For example to allow ports 80 and 443 using the Nginx profile, type
sudo ufw allow 'Nginx Full'
Step 10: Delete a rule
If you created a UFW rule and no longer required it, you can easily delete it using two methods.
You can delete UFW rules by rule number. To list rule numbers use the following command:
sudo ufw status numbered
Status: active To Action From -- ------ ---- [ 1] OpenSSH ALLOW IN Anywhere [ 2] 80 ALLOW IN Anywhere [ 3] 8080:8085/tcp ALLOW IN Anywhere [ 4] 80,443/tcp ALLOW IN Anywhere [ 5] Anywhere ALLOW IN X.Y.Z.T [ 6] Anywhere ALLOW IN X.Y.Z.0/24 [ 7] Anywhere ALLOW IN X.Y.Z.T/tcp [ 8] 25 DENY IN Anywhere [ 9] 1194/tcp DENY IN X.Y.Z.T/24  Nginx Full ALLOW IN Anywhere  OpenSSH (v6) ALLOW IN Anywhere (v6)  80 (v6) ALLOW IN Anywhere (v6)  8080:8085/tcp (v6) ALLOW IN Anywhere (v6)  80,443/tcp (v6) ALLOW IN Anywhere (v6)  Anywhere (v6) ALLOW IN A:B:C::  25 (v6) DENY IN Anywhere (v6)  Nginx Full (v6) ALLOW IN Anywhere (v6)
Now you can delete the ufw rule number 6 using the following command:
$ sudo ufw delete 6
Second method: use the actual rule itself for deletion. For that add the rule followed by the ufw delete.
For example, to delete the rule where we have allowed port 1199:
$ sudo ufw delete deny from 10.20.59.0/24 to any port 1194
Step 11: Activate IP Masquerading
IP masquerading works like NAT. It allows machines with non-routable IP addresses to access the Internet through a machine acting as a gateway (the one doing the masquerading).
You should enable the IP forwarding to allow that. Let's edit the
/etc/ufw/sysctl.conf configuration file and uncomment a specific line
sudo vim /etc/ufw/sysctl.conf
Now you should allow the
DEFAULT_FORWARD_POLICY for the forward policy
sudo ufw default allow routed
This will change the value of
ACCEPT on the default policy file. Normally after a reboot, the changes will be effective. To apply it immediately, you should run a command
You need to edit the
nat table and the masquerade rule and set the default policy for the
POSTROUTING chain. You should add some lines to the

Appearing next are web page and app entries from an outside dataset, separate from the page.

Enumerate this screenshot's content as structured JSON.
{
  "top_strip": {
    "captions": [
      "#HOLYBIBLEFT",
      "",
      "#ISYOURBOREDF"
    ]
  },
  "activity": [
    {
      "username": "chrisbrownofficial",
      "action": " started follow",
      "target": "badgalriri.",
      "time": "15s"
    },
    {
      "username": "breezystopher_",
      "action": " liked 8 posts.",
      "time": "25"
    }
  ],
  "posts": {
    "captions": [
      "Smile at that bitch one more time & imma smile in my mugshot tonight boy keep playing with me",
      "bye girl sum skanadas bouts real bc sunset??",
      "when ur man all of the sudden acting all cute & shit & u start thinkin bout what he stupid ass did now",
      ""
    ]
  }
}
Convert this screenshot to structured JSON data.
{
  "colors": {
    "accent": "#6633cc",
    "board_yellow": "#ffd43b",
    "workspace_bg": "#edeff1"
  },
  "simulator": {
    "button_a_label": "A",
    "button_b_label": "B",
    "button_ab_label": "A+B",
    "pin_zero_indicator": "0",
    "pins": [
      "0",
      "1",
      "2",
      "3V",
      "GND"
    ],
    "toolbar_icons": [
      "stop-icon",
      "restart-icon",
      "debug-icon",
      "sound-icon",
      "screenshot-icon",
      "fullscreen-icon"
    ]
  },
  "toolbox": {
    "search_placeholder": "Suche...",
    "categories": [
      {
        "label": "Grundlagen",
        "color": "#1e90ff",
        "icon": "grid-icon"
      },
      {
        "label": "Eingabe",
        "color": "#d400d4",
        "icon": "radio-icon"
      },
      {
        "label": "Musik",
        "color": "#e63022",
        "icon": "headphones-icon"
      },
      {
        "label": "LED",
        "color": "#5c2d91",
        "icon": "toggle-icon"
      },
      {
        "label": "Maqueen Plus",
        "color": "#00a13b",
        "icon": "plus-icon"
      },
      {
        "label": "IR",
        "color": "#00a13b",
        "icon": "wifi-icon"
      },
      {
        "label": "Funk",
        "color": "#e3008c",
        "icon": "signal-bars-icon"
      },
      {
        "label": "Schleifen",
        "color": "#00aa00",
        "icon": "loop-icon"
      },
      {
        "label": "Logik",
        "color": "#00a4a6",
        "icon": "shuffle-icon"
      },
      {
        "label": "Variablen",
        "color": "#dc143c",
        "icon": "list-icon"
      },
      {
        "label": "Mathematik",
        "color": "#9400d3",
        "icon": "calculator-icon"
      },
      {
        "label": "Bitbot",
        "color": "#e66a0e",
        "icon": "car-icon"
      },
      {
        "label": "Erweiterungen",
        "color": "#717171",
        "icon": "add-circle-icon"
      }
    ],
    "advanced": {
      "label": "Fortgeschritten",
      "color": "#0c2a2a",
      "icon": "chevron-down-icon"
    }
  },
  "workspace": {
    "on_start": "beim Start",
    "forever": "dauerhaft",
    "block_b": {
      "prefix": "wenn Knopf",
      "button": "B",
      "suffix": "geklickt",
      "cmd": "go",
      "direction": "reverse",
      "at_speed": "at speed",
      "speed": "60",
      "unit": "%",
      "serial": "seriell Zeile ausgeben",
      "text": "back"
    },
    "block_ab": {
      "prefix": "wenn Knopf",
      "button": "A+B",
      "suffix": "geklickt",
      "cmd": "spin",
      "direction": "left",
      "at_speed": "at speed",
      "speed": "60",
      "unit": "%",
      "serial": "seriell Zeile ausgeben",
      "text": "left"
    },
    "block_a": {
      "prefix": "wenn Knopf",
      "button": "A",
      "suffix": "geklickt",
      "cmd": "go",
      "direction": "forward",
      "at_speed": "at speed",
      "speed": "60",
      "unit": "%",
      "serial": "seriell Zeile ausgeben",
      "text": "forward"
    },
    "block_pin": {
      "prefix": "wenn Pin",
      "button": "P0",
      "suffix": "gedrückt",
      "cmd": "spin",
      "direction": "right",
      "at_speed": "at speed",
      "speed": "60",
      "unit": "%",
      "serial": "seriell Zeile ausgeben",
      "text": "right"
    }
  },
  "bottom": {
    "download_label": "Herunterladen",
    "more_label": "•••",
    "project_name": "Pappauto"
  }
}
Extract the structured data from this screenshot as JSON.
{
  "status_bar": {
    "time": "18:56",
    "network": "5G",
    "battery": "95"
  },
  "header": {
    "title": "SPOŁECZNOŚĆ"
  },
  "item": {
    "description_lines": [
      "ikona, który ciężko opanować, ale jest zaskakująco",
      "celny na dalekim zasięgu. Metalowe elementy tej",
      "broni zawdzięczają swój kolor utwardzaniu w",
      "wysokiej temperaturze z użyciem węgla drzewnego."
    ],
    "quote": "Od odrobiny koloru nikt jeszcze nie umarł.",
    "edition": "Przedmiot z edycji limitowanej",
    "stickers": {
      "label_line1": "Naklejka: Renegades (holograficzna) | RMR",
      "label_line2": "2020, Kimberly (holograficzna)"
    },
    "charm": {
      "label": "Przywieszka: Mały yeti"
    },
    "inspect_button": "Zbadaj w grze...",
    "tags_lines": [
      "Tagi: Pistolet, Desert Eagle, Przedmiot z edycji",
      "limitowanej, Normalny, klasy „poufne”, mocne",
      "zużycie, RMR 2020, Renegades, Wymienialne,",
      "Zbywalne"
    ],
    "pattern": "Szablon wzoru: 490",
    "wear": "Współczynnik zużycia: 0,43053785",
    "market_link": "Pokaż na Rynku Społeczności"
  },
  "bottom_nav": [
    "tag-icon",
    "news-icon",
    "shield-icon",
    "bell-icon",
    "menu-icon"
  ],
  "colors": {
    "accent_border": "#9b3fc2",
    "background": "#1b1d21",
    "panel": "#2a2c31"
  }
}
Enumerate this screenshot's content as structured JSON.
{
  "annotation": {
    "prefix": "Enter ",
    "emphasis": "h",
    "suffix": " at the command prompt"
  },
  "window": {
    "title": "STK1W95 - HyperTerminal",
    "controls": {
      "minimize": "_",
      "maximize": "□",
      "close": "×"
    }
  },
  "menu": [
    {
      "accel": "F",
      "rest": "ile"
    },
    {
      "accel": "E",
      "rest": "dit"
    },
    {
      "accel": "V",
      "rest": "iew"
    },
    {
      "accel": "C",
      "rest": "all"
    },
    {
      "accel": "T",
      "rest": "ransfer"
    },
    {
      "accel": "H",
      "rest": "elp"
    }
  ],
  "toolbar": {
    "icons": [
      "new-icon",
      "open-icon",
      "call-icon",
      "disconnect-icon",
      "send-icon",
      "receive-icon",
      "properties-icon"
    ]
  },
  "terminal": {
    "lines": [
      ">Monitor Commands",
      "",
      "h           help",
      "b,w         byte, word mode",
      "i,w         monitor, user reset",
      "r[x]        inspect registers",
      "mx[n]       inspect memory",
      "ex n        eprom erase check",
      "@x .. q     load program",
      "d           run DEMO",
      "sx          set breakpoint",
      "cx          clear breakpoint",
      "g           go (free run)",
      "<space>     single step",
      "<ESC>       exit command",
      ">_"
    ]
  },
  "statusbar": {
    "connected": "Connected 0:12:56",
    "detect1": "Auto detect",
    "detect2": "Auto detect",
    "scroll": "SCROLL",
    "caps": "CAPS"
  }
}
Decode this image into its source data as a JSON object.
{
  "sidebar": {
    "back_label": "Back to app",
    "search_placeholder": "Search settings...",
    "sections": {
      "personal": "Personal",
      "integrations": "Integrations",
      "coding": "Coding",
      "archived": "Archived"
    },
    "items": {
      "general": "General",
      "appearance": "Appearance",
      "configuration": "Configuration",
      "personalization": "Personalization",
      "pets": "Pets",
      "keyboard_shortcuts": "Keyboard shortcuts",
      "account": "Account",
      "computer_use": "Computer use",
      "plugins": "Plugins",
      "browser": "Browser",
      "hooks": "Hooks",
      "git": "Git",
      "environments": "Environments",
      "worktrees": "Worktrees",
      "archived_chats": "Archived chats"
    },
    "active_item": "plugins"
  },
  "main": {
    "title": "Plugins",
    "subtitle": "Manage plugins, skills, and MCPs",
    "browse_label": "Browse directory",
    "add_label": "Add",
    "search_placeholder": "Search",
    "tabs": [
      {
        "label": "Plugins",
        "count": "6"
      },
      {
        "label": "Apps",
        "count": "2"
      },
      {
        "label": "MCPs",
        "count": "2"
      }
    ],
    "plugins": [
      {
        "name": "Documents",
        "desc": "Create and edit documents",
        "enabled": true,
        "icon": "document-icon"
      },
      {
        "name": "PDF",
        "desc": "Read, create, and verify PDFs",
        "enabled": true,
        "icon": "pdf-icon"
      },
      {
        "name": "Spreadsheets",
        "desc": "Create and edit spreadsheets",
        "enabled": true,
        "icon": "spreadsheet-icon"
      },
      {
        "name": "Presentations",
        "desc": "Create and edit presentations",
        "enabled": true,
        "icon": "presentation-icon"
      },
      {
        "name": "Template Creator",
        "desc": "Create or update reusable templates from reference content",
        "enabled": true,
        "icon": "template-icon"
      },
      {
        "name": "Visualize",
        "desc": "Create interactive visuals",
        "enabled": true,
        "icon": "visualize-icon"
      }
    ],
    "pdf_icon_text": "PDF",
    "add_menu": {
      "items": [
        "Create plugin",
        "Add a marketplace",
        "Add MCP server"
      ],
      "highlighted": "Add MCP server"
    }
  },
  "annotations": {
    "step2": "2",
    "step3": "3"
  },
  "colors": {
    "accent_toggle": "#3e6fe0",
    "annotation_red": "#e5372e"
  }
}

sudo vim /etc/ufw/before.rules
NAT table rules *nat :POSTROUTING ACCEPT [0:0]
Forward traffic through eth0 - Change to match your public network interface -A POSTROUTING -s A.B.C.0/24 -o eth0 -j MASQUERADE
don't delete the 'COMMIT' line or these rules won't be processed COMMIT
Step 12: Stop UFW
To make all rules inactive, run the following command:
sudo ufw disable
Firewall stopped and disabled on system startup
Disable ufw doesn't delete any rules but it will make all rules no longer active. You can activate all rules back using the ufw enable command.
For any reason, you want to delete all rules, you need to reset ufw. But this will keeps default policies as it is.
sudo ufw reset
Step 13: IPv6 on UFW
By default, IPV6 is enabled on UFW (/etc/default/ufw). When set to no, only IPv6 on the loopback is accepted.
sudo vim /etc/default/ufw
Look for the definition "IPV6=" in the file.
As you edited the UFW configuration, to make the changes effective run ufw reload command. This is not required when you add rules using the command line.
Instead of reload, you can 'disable' and then 'enable' the firewall for the changes to take effect.
Some of the useful UFW commands:
|ufw default allow|deny|reject||To manage ufw default policies|
|ufw app list||To list all application profiles|
|ufw enable||To start or enable ufw firewall|
|ufw show added||Before enabling show added rules|
|ufw status verbose||Show active/inactive status and list rules for running firewall|
|ufw allow||Set allow rules|
|ufw rule comment||Add comment to rules|
|ufw deny||Set deny rules|
|ufw delete||Delete specific rules by actual rule or by rule number|
|ufw disable||Make all rules inactive|
|ufw reset||Delete all rules|
In this tutorial, we learned how to set up a Firewall with UFW on Ubuntu 22.04 LTS.
What all we covered about UFW? the default policy, application profiles, allow ssh, enable, allow and deny rules and delete rules. Make sure to only allow required incoming connections and deny all unnecessary connections.
Thanks for reading, please provide your feedback and suggestions in the below comment section.